Everyday brings something new to learn to this experienced gardener...running irrigation tape (although my time at the beekeepers gave me knowledge in big tanks and hoses)  sitting on the back of a planter dropping those precious cabbage seedlings one at a time after yanking them out of the cells by the handfuls by their hair...and failing to keep up, and having my co-worker Pablo tossing plants from his racks into my spots as I frantically try and dump the empty tray, or cherolla, and grab the next one...(think Lucy trying to keep up in the chocolate factory)

And discovering that you can take 3 years of Spanish in Middle school (technically 2 years of Portugeuse and one year of Spanish according to my mortified 9th grade Spanish teacher) and still not be able to follow a conversation by your co-workers....

I can read the notes the owner leaves for them in Spanish, and the youngest, who speaks nearly zero English and I have managed to communicate even though I cannot remember proper grammar I have a pretty extensive vocab that keeps creeping in, and I am great at hand gestures although sometimes I think we have a huge communications gap, mostly due to my horrible pronunciation.

Sometimes I ask teen Pablo, "como se dice....?" and he replies in something that I cannot possibly form my mouth around, and I just say the English word...and hope he is learning English better than I am his dialect and we both laugh.

The other two have a bit more English, so I typically address them in English- occasionally tossing in a Spanish verb or noun or saying. Buenos Dias, Hasta Luego, Hasta manana, Salud, lots of SI, SI...

 I go home at night and call the dog perro, and the cat gato, and the occasional "bueno" or mierda slip out... but I have a long way to go.

Today I had a cell phone call from the mejor, who has the most English.

"We need more broccoli!"

"Broccoli?"  I replied, confused, knowing they were picking squash in a field a half hour away, while I was behind transplanting broccolis and cauliflower.

"NO, Broccoli!!" he replied


Silence on both ends.  Then he called across his field to the Firebird, "come tell your mother what we need~"

(waiting, waiting, waiting)

"Hi Mom, we need buckets, (and hear S in the background, and those green things) and those green things"

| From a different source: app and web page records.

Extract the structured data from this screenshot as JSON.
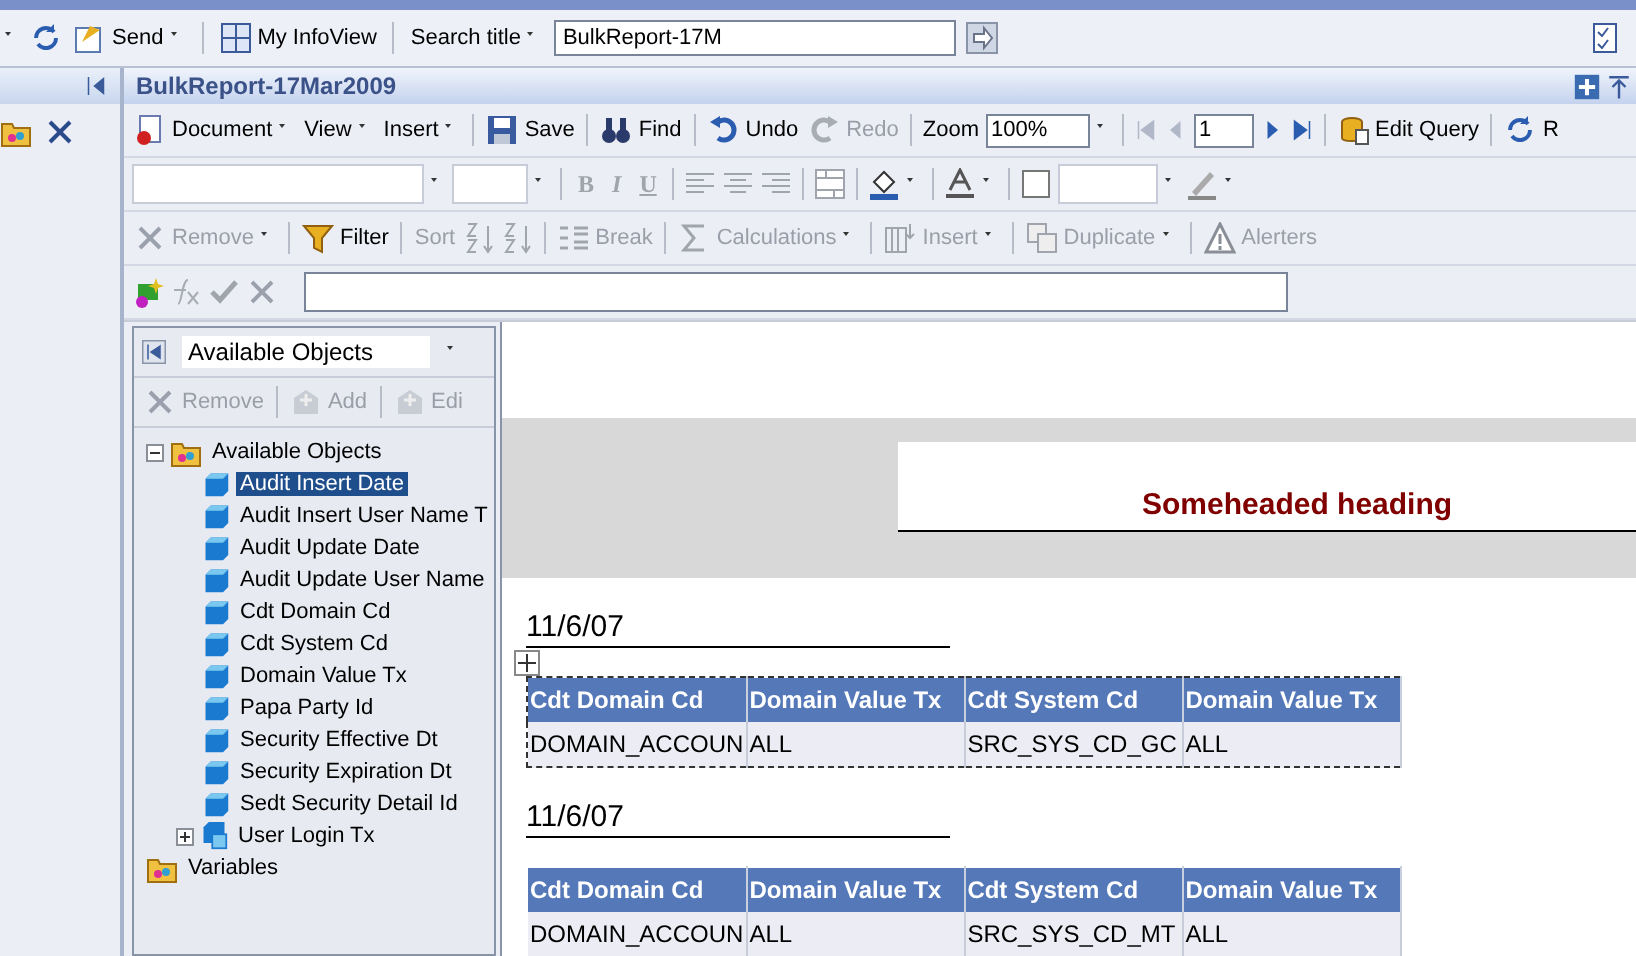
{
  "top_bar": {
    "send": "Send",
    "infoview": "My InfoView",
    "search_label": "Search title",
    "search_value": "BulkReport-17M"
  },
  "document": {
    "title": "BulkReport-17Mar2009"
  },
  "toolbar_main": [
    {
      "label": "Document",
      "kind": "menu",
      "disabled": false
    },
    {
      "label": "View",
      "kind": "menu",
      "disabled": false
    },
    {
      "label": "Insert",
      "kind": "menu",
      "disabled": false
    },
    {
      "label": "Save",
      "kind": "button",
      "disabled": false
    },
    {
      "label": "Find",
      "kind": "button",
      "disabled": false
    },
    {
      "label": "Undo",
      "kind": "button",
      "disabled": false
    },
    {
      "label": "Redo",
      "kind": "button",
      "disabled": true
    }
  ],
  "zoom": {
    "label": "Zoom",
    "value": "100%"
  },
  "page": {
    "value": "1"
  },
  "toolbar_main_end": [
    {
      "label": "Edit Query",
      "disabled": false
    },
    {
      "label": "R",
      "disabled": false
    }
  ],
  "format_buttons": [
    "B",
    "I",
    "U"
  ],
  "toolbar_report": [
    {
      "label": "Remove",
      "kind": "menu",
      "disabled": true
    },
    {
      "label": "Filter",
      "kind": "button",
      "disabled": false
    },
    {
      "label": "Sort",
      "kind": "sort",
      "disabled": true
    },
    {
      "label": "Break",
      "kind": "button",
      "disabled": true
    },
    {
      "label": "Calculations",
      "kind": "menu",
      "disabled": true
    },
    {
      "label": "Insert",
      "kind": "menu",
      "disabled": true
    },
    {
      "label": "Duplicate",
      "kind": "menu",
      "disabled": true
    },
    {
      "label": "Alerters",
      "kind": "button",
      "disabled": true
    }
  ],
  "side_panel": {
    "dropdown": "Available Objects",
    "actions": [
      {
        "label": "Remove",
        "disabled": true
      },
      {
        "label": "Add",
        "disabled": true
      },
      {
        "label": "Edi",
        "disabled": true
      }
    ],
    "tree": [
      {
        "label": "Available Objects",
        "expanded": true,
        "children": [
          {
            "label": "Audit Insert Date",
            "kind": "object",
            "selected": true
          },
          {
            "label": "Audit Insert User Name T",
            "kind": "object",
            "selected": false
          },
          {
            "label": "Audit Update Date",
            "kind": "object",
            "selected": false
          },
          {
            "label": "Audit Update User Name",
            "kind": "object",
            "selected": false
          },
          {
            "label": "Cdt Domain Cd",
            "kind": "object",
            "selected": false
          },
          {
            "label": "Cdt System Cd",
            "kind": "object",
            "selected": false
          },
          {
            "label": "Domain Value Tx",
            "kind": "object",
            "selected": false
          },
          {
            "label": "Papa Party Id",
            "kind": "object",
            "selected": false
          },
          {
            "label": "Security Effective Dt",
            "kind": "object",
            "selected": false
          },
          {
            "label": "Security Expiration Dt",
            "kind": "object",
            "selected": false
          },
          {
            "label": "Sedt Security Detail Id",
            "kind": "object",
            "selected": false
          },
          {
            "label": "User Login Tx",
            "kind": "group",
            "selected": false
          }
        ]
      },
      {
        "label": "Variables"
      }
    ]
  },
  "report": {
    "heading": "Someheaded heading",
    "sections": [
      {
        "date": "11/6/07",
        "selected": true,
        "columns": [
          "Cdt Domain Cd",
          "Domain Value Tx",
          "Cdt System Cd",
          "Domain Value Tx"
        ],
        "rows": [
          [
            "DOMAIN_ACCOUN",
            "ALL",
            "SRC_SYS_CD_GC",
            "ALL"
          ]
        ]
      },
      {
        "date": "11/6/07",
        "selected": false,
        "columns": [
          "Cdt Domain Cd",
          "Domain Value Tx",
          "Cdt System Cd",
          "Domain Value Tx"
        ],
        "rows": [
          [
            "DOMAIN_ACCOUN",
            "ALL",
            "SRC_SYS_CD_MT",
            "ALL"
          ]
        ]
      }
    ]
  }
}
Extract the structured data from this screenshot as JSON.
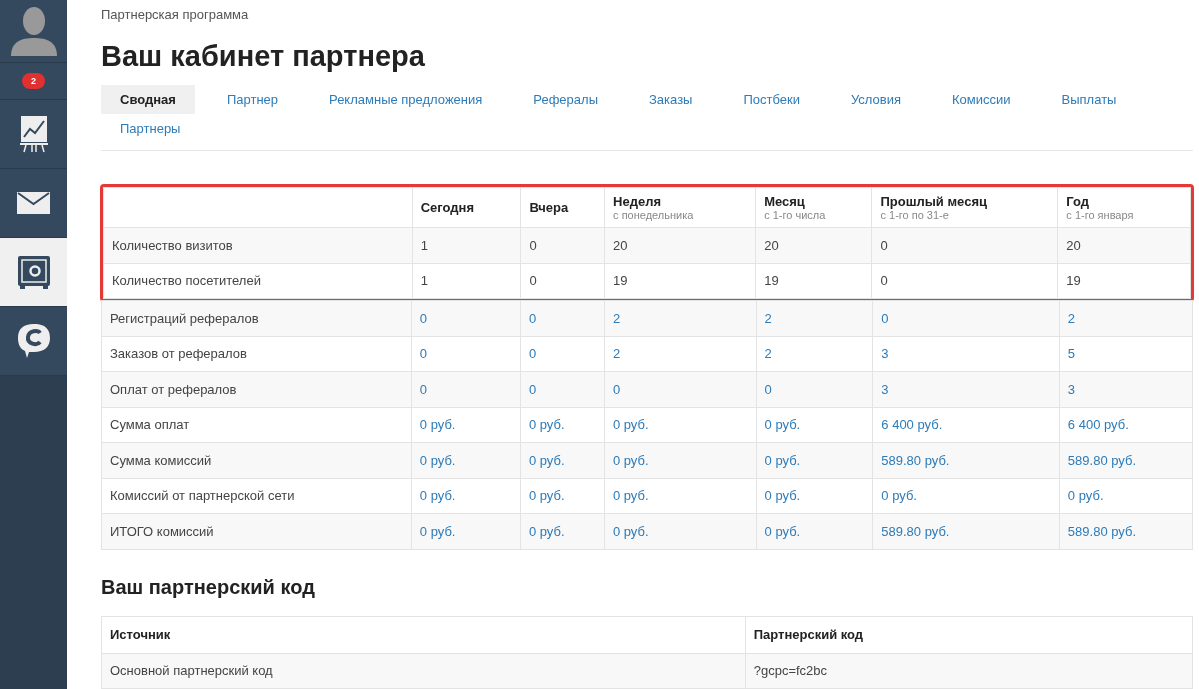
{
  "sidebar": {
    "badge": "2",
    "items": [
      {
        "kind": "chart",
        "selected": false
      },
      {
        "kind": "mail",
        "selected": false
      },
      {
        "kind": "safe",
        "selected": true
      },
      {
        "kind": "chat",
        "selected": false
      }
    ]
  },
  "breadcrumb": "Партнерская программа",
  "title": "Ваш кабинет партнера",
  "tabs": [
    {
      "label": "Сводная",
      "selected": true
    },
    {
      "label": "Партнер",
      "selected": false
    },
    {
      "label": "Рекламные предложения",
      "selected": false
    },
    {
      "label": "Рефералы",
      "selected": false
    },
    {
      "label": "Заказы",
      "selected": false
    },
    {
      "label": "Постбеки",
      "selected": false
    },
    {
      "label": "Условия",
      "selected": false
    },
    {
      "label": "Комиссии",
      "selected": false
    },
    {
      "label": "Выплаты",
      "selected": false
    },
    {
      "label": "Партнеры",
      "selected": false
    }
  ],
  "stats": {
    "highlighted": true,
    "columns": [
      {
        "title": "Сегодня"
      },
      {
        "title": "Вчера"
      },
      {
        "title": "Неделя",
        "subtitle": "с понедельника"
      },
      {
        "title": "Месяц",
        "subtitle": "с 1-го числа"
      },
      {
        "title": "Прошлый месяц",
        "subtitle": "с 1-го по 31-е"
      },
      {
        "title": "Год",
        "subtitle": "с 1-го января"
      }
    ],
    "rows": [
      {
        "label": "Количество визитов",
        "highlighted": true,
        "linked": false,
        "values": [
          "1",
          "0",
          "20",
          "20",
          "0",
          "20"
        ]
      },
      {
        "label": "Количество посетителей",
        "highlighted": true,
        "linked": false,
        "values": [
          "1",
          "0",
          "19",
          "19",
          "0",
          "19"
        ]
      },
      {
        "label": "Регистраций рефералов",
        "highlighted": false,
        "linked": true,
        "values": [
          "0",
          "0",
          "2",
          "2",
          "0",
          "2"
        ]
      },
      {
        "label": "Заказов от рефералов",
        "highlighted": false,
        "linked": true,
        "values": [
          "0",
          "0",
          "2",
          "2",
          "3",
          "5"
        ]
      },
      {
        "label": "Оплат от рефералов",
        "highlighted": false,
        "linked": true,
        "values": [
          "0",
          "0",
          "0",
          "0",
          "3",
          "3"
        ]
      },
      {
        "label": "Сумма оплат",
        "highlighted": false,
        "linked": true,
        "values": [
          "0 руб.",
          "0 руб.",
          "0 руб.",
          "0 руб.",
          "6 400 руб.",
          "6 400 руб."
        ]
      },
      {
        "label": "Сумма комиссий",
        "highlighted": false,
        "linked": true,
        "values": [
          "0 руб.",
          "0 руб.",
          "0 руб.",
          "0 руб.",
          "589.80 руб.",
          "589.80 руб."
        ]
      },
      {
        "label": "Комиссий от партнерской сети",
        "highlighted": false,
        "linked": true,
        "values": [
          "0 руб.",
          "0 руб.",
          "0 руб.",
          "0 руб.",
          "0 руб.",
          "0 руб."
        ]
      },
      {
        "label": "ИТОГО комиссий",
        "highlighted": false,
        "linked": true,
        "values": [
          "0 руб.",
          "0 руб.",
          "0 руб.",
          "0 руб.",
          "589.80 руб.",
          "589.80 руб."
        ]
      }
    ]
  },
  "code_section": {
    "title": "Ваш партнерский код",
    "columns": [
      "Источник",
      "Партнерский код"
    ],
    "rows": [
      [
        "Основной партнерский код",
        "?gcpc=fc2bc"
      ]
    ]
  }
}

I couldn't find extra "green things" or totes, and took them five buckets.  I had to pick  Pablo up from the squash field a couple times this week and the yield was 20 yellow squash and 40 zuccini. Today I got sidetracked waiting for a co worker to wash out the truck to take, and then had to show her how to water the 100K plus cabbage awating transplanting...and showed up with  5, 5 gallon buckets to find the three guys and Firebird had picked 8 totes full of zucc and summer squash and cukes weighing over 80 pounds a tote, and they set them in the truck bed under the cap leaving me to figure out how to get the tailgate shut and unload them back at the shop .....

Then running to the shop to give a coworker a lift back from the garage...the company fleet each have their own issues.  Speedometer permanently stuck at 40, no brakes, bad tie rods, check engine lights, airbag lights, my favorite was the day I had to drive 30 miles back to the shop to pick up more seedlings in this giant box truck...never driven something so large in my life...just, "hey, you go back and get more cabbage...NOW"

and I jump in and take off, never adjusting the side mirrors, andfind myself taking the wrong turn right into a rotary in the state capital.

I would have turned around but I didn't think I could back it up or even take a tight turn.

Let me tell you, you think your life is getting stale, have someone throw you into something that you never considered doing while they have complete confidence or indifference in your ability or lack thereof, and then succeed...

well, that's seasonal agriculture for you.

*wanders off humming 100thousand cabbages to plant, 100thousand cabbages..."